EXERCISE: Determine the count of lines in the data below that include the word "Wireless", and give nothing besides it.

Dataset rows describing interfaces
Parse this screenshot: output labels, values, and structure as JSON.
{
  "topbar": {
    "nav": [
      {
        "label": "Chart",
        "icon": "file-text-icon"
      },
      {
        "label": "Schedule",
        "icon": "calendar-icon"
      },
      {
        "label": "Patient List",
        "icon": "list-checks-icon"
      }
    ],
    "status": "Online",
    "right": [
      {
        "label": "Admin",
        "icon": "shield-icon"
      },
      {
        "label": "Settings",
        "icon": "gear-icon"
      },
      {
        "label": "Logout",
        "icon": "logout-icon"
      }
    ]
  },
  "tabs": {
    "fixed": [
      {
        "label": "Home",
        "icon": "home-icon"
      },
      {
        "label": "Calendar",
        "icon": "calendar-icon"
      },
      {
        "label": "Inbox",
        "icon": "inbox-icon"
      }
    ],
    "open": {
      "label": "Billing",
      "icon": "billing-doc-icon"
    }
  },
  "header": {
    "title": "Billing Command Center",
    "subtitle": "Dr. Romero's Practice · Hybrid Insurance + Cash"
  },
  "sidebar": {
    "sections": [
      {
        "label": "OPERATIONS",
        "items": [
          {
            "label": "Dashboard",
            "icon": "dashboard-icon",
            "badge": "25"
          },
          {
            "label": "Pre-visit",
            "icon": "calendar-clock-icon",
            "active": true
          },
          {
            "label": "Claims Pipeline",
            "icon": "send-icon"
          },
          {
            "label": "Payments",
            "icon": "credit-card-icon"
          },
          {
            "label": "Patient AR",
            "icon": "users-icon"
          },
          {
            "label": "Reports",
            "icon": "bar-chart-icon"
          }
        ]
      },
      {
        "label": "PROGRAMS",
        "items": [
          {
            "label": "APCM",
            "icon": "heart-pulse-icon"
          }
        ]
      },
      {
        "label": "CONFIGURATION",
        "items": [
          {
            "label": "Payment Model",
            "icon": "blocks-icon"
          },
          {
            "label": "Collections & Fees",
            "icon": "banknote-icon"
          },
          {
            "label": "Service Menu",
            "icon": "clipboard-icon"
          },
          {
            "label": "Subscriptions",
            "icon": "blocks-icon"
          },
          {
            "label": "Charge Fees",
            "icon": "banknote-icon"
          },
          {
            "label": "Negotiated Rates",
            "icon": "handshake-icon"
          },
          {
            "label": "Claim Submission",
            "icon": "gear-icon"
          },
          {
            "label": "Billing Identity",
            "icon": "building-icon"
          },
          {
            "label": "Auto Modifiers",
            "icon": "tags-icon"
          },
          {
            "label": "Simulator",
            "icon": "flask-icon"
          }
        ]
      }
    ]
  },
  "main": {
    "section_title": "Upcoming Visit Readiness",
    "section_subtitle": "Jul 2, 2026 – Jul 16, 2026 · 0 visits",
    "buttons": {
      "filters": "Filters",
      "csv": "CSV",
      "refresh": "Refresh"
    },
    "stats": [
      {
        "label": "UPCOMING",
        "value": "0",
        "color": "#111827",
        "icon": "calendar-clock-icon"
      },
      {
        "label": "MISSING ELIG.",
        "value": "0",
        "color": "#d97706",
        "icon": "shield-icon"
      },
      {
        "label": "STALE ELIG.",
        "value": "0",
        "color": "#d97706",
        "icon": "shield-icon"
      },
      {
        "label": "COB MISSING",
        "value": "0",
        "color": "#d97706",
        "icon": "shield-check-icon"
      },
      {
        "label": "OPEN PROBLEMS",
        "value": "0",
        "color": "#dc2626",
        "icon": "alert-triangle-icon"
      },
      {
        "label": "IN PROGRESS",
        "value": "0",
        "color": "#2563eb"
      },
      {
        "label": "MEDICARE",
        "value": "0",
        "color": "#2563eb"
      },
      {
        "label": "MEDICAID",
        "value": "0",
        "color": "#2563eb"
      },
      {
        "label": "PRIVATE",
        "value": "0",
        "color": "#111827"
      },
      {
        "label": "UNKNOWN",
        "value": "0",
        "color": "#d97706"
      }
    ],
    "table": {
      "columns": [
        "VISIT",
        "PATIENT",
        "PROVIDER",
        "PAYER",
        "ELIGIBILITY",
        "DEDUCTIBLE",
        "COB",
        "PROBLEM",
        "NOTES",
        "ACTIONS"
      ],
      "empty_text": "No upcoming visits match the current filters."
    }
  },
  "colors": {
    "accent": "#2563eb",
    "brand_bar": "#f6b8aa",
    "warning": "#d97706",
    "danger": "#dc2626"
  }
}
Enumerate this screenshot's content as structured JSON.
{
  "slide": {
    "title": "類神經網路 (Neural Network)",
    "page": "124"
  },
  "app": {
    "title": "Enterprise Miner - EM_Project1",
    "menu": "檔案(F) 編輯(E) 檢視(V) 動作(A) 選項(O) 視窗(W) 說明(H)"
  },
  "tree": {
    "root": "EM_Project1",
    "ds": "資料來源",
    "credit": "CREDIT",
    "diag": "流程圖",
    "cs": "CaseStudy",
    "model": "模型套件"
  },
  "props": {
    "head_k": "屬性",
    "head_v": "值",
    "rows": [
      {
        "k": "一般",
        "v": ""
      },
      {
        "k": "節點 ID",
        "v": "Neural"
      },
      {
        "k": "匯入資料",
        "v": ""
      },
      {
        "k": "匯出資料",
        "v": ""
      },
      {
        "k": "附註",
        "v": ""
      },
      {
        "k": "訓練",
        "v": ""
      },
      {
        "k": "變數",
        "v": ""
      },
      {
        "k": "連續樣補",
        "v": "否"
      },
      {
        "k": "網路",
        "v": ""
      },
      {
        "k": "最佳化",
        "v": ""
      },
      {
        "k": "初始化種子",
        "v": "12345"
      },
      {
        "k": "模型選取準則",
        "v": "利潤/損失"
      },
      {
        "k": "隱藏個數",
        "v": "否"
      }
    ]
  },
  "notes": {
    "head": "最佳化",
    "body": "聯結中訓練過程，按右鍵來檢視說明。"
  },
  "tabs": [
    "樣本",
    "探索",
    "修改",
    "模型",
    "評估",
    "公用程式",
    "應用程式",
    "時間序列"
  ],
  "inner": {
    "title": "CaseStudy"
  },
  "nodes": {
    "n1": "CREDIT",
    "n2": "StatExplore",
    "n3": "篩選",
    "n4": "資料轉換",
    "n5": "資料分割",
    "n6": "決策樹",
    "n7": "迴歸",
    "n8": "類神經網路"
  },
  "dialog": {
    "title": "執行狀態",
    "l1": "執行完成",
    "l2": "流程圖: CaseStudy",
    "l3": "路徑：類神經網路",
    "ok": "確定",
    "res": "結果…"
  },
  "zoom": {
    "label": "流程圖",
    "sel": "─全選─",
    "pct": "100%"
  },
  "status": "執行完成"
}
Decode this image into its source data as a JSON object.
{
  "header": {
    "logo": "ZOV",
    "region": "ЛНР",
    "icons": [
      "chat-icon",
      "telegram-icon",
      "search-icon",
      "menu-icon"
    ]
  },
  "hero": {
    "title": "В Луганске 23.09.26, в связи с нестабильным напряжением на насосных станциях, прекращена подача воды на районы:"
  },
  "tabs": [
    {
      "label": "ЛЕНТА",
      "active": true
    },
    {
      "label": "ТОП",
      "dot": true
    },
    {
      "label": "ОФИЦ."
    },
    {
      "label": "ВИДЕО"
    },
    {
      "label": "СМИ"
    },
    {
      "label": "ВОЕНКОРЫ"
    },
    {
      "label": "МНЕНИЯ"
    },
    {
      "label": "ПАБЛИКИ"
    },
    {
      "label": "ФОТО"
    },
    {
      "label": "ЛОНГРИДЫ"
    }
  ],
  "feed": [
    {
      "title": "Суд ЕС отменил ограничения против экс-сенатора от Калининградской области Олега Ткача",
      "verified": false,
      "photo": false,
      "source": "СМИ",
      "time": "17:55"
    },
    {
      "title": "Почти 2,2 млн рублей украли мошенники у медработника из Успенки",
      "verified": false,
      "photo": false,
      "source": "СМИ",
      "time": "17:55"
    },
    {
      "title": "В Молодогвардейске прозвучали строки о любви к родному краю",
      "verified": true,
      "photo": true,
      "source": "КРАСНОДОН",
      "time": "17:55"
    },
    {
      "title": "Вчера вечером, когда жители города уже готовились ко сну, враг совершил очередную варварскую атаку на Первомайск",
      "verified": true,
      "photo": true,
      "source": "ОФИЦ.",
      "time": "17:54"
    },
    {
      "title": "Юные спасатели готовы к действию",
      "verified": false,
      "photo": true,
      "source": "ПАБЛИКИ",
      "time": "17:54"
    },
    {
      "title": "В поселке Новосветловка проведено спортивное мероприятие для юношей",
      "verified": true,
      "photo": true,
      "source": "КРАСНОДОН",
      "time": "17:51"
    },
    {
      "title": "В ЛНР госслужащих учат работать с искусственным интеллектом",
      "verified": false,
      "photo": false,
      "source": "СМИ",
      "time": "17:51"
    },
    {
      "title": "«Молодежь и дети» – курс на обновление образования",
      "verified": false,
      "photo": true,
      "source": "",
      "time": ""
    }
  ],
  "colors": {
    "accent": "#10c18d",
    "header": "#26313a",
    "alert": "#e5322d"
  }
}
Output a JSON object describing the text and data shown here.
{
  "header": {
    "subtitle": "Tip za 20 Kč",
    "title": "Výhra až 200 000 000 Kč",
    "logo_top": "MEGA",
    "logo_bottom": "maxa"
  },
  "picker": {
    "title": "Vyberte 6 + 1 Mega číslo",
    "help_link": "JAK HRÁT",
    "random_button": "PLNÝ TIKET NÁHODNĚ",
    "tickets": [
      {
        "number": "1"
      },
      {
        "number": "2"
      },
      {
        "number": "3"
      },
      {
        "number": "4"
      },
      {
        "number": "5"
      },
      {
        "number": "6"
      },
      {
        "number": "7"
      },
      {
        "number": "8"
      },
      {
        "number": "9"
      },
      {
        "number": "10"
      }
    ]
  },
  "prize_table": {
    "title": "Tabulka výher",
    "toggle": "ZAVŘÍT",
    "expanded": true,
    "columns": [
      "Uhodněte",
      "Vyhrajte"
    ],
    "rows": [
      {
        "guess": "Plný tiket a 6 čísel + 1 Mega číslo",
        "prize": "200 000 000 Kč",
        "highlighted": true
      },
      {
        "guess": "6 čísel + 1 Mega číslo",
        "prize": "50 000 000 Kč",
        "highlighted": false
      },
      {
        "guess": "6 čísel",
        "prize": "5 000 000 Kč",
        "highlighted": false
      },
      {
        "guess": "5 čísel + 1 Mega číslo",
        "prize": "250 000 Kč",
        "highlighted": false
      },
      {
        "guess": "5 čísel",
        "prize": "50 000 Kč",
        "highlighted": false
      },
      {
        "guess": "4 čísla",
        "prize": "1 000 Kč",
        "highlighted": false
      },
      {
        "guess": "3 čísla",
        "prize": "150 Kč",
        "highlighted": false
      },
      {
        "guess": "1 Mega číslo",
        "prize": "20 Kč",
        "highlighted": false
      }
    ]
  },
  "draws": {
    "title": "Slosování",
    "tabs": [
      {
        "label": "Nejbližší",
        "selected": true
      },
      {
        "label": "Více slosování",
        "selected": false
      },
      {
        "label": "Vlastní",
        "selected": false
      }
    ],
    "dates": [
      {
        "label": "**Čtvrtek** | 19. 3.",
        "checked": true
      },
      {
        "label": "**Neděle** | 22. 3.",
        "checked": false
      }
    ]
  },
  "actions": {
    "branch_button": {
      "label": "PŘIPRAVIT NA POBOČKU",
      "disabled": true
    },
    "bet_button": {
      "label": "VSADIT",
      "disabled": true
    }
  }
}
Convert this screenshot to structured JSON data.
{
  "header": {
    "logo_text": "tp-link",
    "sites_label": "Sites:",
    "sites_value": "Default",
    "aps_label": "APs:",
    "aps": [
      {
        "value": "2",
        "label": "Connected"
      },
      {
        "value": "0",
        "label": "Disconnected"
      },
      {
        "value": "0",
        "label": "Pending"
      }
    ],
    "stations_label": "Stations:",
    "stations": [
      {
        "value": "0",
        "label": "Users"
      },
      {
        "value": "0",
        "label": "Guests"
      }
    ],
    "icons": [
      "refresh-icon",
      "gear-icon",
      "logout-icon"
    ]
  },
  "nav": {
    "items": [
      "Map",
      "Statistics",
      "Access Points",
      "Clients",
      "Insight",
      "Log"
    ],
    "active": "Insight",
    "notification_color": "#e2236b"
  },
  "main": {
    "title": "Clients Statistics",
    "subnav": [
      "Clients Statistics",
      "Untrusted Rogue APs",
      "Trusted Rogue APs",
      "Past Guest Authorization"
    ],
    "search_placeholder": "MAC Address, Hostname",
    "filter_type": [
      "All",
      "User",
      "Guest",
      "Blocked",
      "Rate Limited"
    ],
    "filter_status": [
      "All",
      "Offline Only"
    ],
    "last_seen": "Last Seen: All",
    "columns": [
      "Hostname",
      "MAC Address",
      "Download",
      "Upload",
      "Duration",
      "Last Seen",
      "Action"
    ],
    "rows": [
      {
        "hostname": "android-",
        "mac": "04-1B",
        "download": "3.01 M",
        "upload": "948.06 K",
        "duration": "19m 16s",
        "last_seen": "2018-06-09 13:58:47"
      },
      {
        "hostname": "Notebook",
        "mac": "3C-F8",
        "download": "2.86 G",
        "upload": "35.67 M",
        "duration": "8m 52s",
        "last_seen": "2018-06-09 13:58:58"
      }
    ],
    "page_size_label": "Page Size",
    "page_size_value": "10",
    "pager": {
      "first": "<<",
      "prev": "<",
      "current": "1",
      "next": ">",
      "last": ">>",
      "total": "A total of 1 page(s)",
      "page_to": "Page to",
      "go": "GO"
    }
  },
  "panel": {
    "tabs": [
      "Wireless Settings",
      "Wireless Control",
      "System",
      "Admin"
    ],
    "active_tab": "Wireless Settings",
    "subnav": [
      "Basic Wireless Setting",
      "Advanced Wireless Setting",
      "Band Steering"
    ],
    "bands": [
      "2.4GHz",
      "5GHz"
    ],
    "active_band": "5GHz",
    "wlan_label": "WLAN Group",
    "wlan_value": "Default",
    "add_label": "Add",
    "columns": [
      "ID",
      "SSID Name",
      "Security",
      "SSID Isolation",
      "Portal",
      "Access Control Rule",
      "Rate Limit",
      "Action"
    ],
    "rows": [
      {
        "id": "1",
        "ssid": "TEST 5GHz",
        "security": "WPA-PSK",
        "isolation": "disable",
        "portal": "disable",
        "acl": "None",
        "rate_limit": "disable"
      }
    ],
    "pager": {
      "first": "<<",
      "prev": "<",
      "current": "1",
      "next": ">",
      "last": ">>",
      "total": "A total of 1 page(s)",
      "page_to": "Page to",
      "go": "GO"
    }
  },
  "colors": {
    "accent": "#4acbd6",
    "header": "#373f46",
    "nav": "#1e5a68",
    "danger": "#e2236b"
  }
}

WRITTEN SOLUTION: 5